• _Records from a collection_:
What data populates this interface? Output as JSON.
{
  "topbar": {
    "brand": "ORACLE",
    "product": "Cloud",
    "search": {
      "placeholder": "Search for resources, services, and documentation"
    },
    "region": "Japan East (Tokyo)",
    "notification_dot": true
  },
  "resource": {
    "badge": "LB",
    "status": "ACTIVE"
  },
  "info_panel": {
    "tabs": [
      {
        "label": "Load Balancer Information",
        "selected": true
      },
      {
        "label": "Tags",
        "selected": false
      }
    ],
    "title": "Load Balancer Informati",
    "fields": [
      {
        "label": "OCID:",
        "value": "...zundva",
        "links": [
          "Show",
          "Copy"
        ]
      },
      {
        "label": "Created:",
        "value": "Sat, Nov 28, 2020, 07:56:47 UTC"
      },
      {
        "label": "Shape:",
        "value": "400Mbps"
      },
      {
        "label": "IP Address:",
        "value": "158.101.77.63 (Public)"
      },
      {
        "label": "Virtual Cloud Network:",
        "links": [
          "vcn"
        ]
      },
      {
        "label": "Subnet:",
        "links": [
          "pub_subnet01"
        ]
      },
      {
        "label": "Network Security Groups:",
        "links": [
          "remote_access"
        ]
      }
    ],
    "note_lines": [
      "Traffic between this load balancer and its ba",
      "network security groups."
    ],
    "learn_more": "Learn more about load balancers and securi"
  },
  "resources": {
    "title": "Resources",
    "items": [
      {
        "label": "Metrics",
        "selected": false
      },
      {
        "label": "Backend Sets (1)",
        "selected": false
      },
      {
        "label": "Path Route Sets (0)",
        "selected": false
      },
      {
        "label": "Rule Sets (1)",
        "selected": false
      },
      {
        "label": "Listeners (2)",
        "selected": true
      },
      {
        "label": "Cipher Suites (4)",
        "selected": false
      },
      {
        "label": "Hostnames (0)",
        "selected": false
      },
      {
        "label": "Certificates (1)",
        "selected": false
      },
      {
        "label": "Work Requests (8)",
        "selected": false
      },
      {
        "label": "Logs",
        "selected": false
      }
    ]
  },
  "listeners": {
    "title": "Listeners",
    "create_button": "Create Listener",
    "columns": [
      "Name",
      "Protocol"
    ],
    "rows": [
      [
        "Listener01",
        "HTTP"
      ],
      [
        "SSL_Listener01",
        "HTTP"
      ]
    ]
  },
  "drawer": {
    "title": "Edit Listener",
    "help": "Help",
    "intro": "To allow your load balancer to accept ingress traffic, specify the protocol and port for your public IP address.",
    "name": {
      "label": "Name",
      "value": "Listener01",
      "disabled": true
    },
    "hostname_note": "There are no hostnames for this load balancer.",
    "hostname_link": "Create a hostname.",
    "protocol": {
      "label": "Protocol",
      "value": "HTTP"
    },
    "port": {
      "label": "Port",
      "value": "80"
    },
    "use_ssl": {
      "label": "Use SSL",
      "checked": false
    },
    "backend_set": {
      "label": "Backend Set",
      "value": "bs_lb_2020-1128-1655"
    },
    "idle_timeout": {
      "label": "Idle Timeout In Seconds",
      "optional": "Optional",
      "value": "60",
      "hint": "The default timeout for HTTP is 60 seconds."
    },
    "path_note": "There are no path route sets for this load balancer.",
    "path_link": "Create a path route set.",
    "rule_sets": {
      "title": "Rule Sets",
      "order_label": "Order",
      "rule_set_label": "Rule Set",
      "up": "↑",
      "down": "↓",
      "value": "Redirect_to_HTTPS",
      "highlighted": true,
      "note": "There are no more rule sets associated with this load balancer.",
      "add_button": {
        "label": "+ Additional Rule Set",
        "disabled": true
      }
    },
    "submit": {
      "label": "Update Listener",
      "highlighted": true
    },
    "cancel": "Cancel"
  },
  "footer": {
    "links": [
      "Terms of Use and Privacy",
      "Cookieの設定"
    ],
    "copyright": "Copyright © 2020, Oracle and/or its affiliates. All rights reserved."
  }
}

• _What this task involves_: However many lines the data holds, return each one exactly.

• _Answer box_:
What data populates this interface? Output as JSON.
{
  "topbar": {
    "brand": "ORACLE",
    "product": "Cloud",
    "search": {
      "placeholder": "Search for resources, services, and documentation"
    },
    "region": "Japan East (Tokyo)",
    "notification_dot": true
  },
  "resource": {
    "badge": "LB",
    "status": "ACTIVE"
  },
  "info_panel": {
    "tabs": [
      {
        "label": "Load Balancer Information",
        "selected": true
      },
      {
        "label": "Tags",
        "selected": false
      }
    ],
    "title": "Load Balancer Informati",
    "fields": [
      {
        "label": "OCID:",
        "value": "...zundva",
        "links": [
          "Show",
          "Copy"
        ]
      },
      {
        "label": "Created:",
        "value": "Sat, Nov 28, 2020, 07:56:47 UTC"
      },
      {
        "label": "Shape:",
        "value": "400Mbps"
      },
      {
        "label": "IP Address:",
        "value": "158.101.77.63 (Public)"
      },
      {
        "label": "Virtual Cloud Network:",
        "links": [
          "vcn"
        ]
      },
      {
        "label": "Subnet:",
        "links": [
          "pub_subnet01"
        ]
      },
      {
        "label": "Network Security Groups:",
        "links": [
          "remote_access"
        ]
      }
    ],
    "note_lines": [
      "Traffic between this load balancer and its ba",
      "network security groups."
    ],
    "learn_more": "Learn more about load balancers and securi"
  },
  "resources": {
    "title": "Resources",
    "items": [
      {
        "label": "Metrics",
        "selected": false
      },
      {
        "label": "Backend Sets (1)",
        "selected": false
      },
      {
        "label": "Path Route Sets (0)",
        "selected": false
      },
      {
        "label": "Rule Sets (1)",
        "selected": false
      },
      {
        "label": "Listeners (2)",
        "selected": true
      },
      {
        "label": "Cipher Suites (4)",
        "selected": false
      },
      {
        "label": "Hostnames (0)",
        "selected": false
      },
      {
        "label": "Certificates (1)",
        "selected": false
      },
      {
        "label": "Work Requests (8)",
        "selected": false
      },
      {
        "label": "Logs",
        "selected": false
      }
    ]
  },
  "listeners": {
    "title": "Listeners",
    "create_button": "Create Listener",
    "columns": [
      "Name",
      "Protocol"
    ],
    "rows": [
      [
        "Listener01",
        "HTTP"
      ],
      [
        "SSL_Listener01",
        "HTTP"
      ]
    ]
  },
  "drawer": {
    "title": "Edit Listener",
    "help": "Help",
    "intro": "To allow your load balancer to accept ingress traffic, specify the protocol and port for your public IP address.",
    "name": {
      "label": "Name",
      "value": "Listener01",
      "disabled": true
    },
    "hostname_note": "There are no hostnames for this load balancer.",
    "hostname_link": "Create a hostname.",
    "protocol": {
      "label": "Protocol",
      "value": "HTTP"
    },
    "port": {
      "label": "Port",
      "value": "80"
    },
    "use_ssl": {
      "label": "Use SSL",
      "checked": false
    },
    "backend_set": {
      "label": "Backend Set",
      "value": "bs_lb_2020-1128-1655"
    },
    "idle_timeout": {
      "label": "Idle Timeout In Seconds",
      "optional": "Optional",
      "value": "60",
      "hint": "The default timeout for HTTP is 60 seconds."
    },
    "path_note": "There are no path route sets for this load balancer.",
    "path_link": "Create a path route set.",
    "rule_sets": {
      "title": "Rule Sets",
      "order_label": "Order",
      "rule_set_label": "Rule Set",
      "up": "↑",
      "down": "↓",
      "value": "Redirect_to_HTTPS",
      "highlighted": true,
      "note": "There are no more rule sets associated with this load balancer.",
      "add_button": {
        "label": "+ Additional Rule Set",
        "disabled": true
      }
    },
    "submit": {
      "label": "Update Listener",
      "highlighted": true
    },
    "cancel": "Cancel"
  },
  "footer": {
    "links": [
      "Terms of Use and Privacy",
      "Cookieの設定"
    ],
    "copyright": "Copyright © 2020, Oracle and/or its affiliates. All rights reserved."
  }
}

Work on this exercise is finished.